Several experimental studies have reported that lead has a moderate genotoxic potential. In a study conducted by Valverde and colleagues /197/, a lead inhalation model in CD-1 mice was used to detect the induction of genotoxic damage as single-strand breaks and alkali-labile sites in several mouse organs (nasal epithelial cells, lung, whole blood, liver, kidney, bone marrow, brain, and testes), assessed by the comet assay. Following single and subsequent inhalations, differences were found among the organs studied. The distribution of damage from high to low susceptibility was lung>bone marrow>liver>brain> kidney>testicle>nasal cells> leukocytes. A positive induction of DNA damage in the liver and the lung after a single inhalation was observed. The response was positive in all organs, except the testicle, in subsequent inhalations. DNA damage induction over time varied for each organ. The brain and bone marrow showed the highest damage induced. DNA damage, and metal tissue concentration was observed for lung, liver, and kidney. Differences in DNA damage occurred in organs when lead was administered acutely or sub-chronically. The results confirm that inhaling lead induces systemic DNA damage, but certain organs, such as the lung and the liver, are special targets of this metal, partly depending on the duration of exposure. As the lead concentrations used in this work were lower than those used in prior studies /198–199/, the authors concluded that even at low levels of inhalation exposure, this metal could induce DNA damage and should be considered a risk for living organisms.
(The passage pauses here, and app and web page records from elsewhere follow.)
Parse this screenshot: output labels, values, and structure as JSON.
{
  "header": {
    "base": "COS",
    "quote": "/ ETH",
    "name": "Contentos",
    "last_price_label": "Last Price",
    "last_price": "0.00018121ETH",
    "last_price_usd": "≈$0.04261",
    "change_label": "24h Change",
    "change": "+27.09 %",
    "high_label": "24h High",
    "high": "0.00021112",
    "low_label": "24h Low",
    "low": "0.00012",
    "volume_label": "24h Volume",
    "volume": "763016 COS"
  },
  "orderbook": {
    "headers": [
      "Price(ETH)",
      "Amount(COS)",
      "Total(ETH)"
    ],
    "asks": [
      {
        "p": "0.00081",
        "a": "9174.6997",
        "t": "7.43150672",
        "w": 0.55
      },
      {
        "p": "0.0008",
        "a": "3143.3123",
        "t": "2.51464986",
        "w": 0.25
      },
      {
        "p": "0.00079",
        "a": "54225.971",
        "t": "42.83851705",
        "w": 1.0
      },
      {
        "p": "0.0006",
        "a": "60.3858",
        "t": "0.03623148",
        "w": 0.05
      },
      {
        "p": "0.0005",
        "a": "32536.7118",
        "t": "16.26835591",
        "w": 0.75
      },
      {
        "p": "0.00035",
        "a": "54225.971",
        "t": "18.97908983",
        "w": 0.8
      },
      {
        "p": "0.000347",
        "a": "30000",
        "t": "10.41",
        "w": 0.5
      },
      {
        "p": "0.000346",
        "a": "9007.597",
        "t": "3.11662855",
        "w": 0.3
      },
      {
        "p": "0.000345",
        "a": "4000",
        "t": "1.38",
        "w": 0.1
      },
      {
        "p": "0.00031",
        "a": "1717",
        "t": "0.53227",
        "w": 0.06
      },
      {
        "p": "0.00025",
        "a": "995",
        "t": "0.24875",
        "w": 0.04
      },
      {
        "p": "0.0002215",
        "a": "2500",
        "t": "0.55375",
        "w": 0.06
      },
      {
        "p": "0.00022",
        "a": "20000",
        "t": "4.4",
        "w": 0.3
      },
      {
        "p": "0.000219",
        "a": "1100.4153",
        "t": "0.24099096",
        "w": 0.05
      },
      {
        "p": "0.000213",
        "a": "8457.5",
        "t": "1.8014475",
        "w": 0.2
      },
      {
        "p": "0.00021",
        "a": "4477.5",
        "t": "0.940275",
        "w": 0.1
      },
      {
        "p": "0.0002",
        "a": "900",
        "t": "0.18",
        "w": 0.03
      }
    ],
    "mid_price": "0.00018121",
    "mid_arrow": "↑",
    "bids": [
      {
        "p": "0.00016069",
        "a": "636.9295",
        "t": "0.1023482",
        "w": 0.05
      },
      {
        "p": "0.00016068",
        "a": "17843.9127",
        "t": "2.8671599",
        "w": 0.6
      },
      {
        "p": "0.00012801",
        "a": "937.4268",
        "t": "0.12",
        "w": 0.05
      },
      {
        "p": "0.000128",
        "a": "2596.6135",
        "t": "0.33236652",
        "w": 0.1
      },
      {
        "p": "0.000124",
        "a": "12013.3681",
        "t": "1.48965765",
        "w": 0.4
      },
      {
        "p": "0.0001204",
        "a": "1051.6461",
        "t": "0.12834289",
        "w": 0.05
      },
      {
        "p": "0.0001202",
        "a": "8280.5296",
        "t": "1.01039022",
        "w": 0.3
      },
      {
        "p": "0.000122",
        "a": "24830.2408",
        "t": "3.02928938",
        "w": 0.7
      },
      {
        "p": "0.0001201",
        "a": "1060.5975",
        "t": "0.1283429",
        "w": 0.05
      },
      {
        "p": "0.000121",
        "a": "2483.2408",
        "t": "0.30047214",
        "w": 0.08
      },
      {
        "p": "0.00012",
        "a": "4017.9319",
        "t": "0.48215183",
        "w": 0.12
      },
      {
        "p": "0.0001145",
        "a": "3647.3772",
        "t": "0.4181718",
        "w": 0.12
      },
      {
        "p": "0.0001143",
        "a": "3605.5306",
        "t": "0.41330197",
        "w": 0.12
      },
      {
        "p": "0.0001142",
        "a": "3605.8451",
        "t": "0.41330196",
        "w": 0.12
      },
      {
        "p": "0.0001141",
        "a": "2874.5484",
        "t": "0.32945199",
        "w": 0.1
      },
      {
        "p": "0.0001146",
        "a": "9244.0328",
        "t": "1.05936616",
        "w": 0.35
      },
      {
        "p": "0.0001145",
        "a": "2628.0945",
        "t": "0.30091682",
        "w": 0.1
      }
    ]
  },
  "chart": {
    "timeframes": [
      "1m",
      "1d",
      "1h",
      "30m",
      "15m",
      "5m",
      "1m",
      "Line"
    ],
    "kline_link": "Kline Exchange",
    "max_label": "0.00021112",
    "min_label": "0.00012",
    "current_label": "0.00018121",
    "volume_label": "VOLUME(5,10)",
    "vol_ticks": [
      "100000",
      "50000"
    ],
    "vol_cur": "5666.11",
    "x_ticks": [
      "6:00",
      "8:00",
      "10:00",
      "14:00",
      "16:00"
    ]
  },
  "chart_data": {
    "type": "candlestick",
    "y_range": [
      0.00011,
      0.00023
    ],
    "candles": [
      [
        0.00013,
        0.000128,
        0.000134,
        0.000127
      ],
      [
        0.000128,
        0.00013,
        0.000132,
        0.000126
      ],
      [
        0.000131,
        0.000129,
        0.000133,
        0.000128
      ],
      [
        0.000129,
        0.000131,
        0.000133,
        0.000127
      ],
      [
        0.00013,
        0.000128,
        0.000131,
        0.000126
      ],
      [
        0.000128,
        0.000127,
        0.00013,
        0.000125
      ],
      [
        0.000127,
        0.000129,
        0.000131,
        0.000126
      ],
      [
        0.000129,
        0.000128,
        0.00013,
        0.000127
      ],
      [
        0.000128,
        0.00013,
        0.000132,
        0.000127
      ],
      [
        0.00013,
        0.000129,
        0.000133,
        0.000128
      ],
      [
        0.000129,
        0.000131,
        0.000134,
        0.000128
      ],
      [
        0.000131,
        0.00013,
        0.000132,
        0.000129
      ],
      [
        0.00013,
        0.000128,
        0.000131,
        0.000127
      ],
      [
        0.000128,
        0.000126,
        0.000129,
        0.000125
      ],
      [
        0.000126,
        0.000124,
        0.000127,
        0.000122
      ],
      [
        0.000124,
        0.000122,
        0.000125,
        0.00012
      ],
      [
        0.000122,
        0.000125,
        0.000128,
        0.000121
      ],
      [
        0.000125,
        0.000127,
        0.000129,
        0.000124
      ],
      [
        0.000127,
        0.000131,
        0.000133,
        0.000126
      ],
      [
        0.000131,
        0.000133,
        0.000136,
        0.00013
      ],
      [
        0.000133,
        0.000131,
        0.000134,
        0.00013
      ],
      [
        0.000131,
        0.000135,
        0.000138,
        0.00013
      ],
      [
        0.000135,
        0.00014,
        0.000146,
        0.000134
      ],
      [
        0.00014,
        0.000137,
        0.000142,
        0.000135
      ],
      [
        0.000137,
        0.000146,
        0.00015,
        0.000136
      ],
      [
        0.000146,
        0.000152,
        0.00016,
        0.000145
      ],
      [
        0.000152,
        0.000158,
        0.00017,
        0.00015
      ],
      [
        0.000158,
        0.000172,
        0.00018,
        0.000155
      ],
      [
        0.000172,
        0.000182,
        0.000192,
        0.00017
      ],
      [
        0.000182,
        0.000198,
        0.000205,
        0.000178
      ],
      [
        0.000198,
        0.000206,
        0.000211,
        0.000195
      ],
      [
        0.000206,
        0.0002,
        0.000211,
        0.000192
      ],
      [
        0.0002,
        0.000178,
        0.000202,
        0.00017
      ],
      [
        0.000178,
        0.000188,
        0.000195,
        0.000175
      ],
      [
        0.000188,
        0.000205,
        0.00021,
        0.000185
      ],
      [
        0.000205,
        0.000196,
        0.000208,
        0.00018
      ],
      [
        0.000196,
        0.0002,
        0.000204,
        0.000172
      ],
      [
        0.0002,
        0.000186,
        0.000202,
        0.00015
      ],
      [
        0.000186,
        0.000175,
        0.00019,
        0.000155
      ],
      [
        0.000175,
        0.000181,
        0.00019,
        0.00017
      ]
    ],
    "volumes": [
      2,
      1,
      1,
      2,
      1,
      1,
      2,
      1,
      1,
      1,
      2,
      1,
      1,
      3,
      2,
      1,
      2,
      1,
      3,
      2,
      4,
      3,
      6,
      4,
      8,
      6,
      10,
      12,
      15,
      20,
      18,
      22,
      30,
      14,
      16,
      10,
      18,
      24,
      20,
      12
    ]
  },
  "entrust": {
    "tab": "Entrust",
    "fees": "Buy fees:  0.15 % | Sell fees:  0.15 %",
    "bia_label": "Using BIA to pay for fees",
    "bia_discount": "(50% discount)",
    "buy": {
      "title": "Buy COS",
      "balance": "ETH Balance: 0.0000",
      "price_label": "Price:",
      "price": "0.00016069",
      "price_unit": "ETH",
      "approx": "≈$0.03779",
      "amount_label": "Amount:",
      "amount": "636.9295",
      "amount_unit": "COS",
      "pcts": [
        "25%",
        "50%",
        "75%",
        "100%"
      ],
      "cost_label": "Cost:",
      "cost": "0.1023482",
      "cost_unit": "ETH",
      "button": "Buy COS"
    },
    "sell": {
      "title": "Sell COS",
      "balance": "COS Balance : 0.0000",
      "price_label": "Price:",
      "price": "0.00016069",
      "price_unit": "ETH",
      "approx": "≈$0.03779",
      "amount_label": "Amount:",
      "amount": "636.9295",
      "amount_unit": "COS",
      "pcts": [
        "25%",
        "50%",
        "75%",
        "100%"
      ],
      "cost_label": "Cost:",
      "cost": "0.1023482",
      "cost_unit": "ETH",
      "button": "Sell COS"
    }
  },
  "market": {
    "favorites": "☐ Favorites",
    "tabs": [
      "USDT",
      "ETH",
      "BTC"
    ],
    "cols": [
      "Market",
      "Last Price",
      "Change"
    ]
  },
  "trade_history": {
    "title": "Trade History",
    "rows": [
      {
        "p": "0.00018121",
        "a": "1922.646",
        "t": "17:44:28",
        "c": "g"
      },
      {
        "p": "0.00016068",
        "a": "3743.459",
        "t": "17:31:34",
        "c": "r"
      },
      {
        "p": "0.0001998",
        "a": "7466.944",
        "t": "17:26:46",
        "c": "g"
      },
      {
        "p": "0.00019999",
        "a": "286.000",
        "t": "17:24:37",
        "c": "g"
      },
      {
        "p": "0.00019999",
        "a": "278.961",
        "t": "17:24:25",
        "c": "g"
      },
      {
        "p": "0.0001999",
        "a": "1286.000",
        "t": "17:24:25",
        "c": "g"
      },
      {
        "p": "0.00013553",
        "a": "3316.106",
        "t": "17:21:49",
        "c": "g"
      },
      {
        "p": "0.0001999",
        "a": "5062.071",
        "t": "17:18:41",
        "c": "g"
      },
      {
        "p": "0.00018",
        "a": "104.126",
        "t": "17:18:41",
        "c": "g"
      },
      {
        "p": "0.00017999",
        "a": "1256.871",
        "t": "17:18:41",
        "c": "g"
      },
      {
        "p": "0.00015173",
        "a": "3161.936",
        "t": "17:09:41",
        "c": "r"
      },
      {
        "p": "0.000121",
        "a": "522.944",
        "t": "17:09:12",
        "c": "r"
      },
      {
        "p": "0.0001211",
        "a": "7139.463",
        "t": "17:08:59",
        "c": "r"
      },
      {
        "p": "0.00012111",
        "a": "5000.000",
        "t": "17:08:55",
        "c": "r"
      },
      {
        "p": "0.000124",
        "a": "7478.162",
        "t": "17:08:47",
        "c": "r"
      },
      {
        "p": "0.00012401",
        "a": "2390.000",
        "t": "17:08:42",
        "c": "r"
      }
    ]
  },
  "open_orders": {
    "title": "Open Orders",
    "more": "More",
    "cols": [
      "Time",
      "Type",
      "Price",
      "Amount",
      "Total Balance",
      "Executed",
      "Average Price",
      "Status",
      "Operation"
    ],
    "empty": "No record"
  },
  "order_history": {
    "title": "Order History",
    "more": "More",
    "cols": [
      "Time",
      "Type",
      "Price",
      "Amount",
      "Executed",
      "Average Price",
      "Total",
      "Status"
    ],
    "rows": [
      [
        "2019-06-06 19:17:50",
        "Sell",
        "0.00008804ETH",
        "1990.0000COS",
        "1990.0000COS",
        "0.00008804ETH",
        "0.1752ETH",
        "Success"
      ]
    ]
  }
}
A subsequent study conducted in Croatia /200/ evaluated the genotoxic effect of lead acetate in the early period of life when the organism is extremely sensitive to toxic effects of lead. Six-day-old suckling Wistar rats were exposed to lead (as acetate) either orally for 9 days (daily dose 2 mg lead/kg b.wt., 18 mg/kg b.wt. total dose) or by a single intraperitoneal injection (5 mg lead/kg b.wt.). DNA damage was investigated using the comet assay and in vivo MN. The results of the comet assay showed statistically significant differences between the unexposed animals and the two groups of exposed animals (p < .05), which were also significantly different from each other. Orally lead-exposed animals showed a significant increase of MN frequencies in reticulocytes and erythrocytes compared with unexposed animals (p < .05).
Lead pervades almost every organ and system in the human body, but the main target for lead toxicity is the CNS, both in adults and in children. Blood is the most common tissue used as a biomarker of lead exposure although many other tissues and body fluids including the bone, hair, nail, saliva, tooth, urine, and umbilical cord blood have been considered. Lead is more toxic in young and unborn children than in older children and adults. In children, lead poisoning has been associated with brain damage, mental retardation, behavioral problems, developmental delays, violence, and death at high levels of exposure. The metal has also been related to the damage of sense organs and nerves controlling the body, impaired cognitive function, as well as hearing and vision impairment in adults. Studies have shown that lead exposure in children persists into adulthood. Experimental studies with animals have shown that lead exposure causes genotoxic effects, especially in brain, bone marrow, lung, and liver cells.
This project was supported in part by the RCMI Center for Environmental Health (Grant # 2G12RR13459-11) from the National Institutes of Health, and in part by Title III Graduate Education Program (Grant # PO31B9900 06) from the U.S. Department of Education.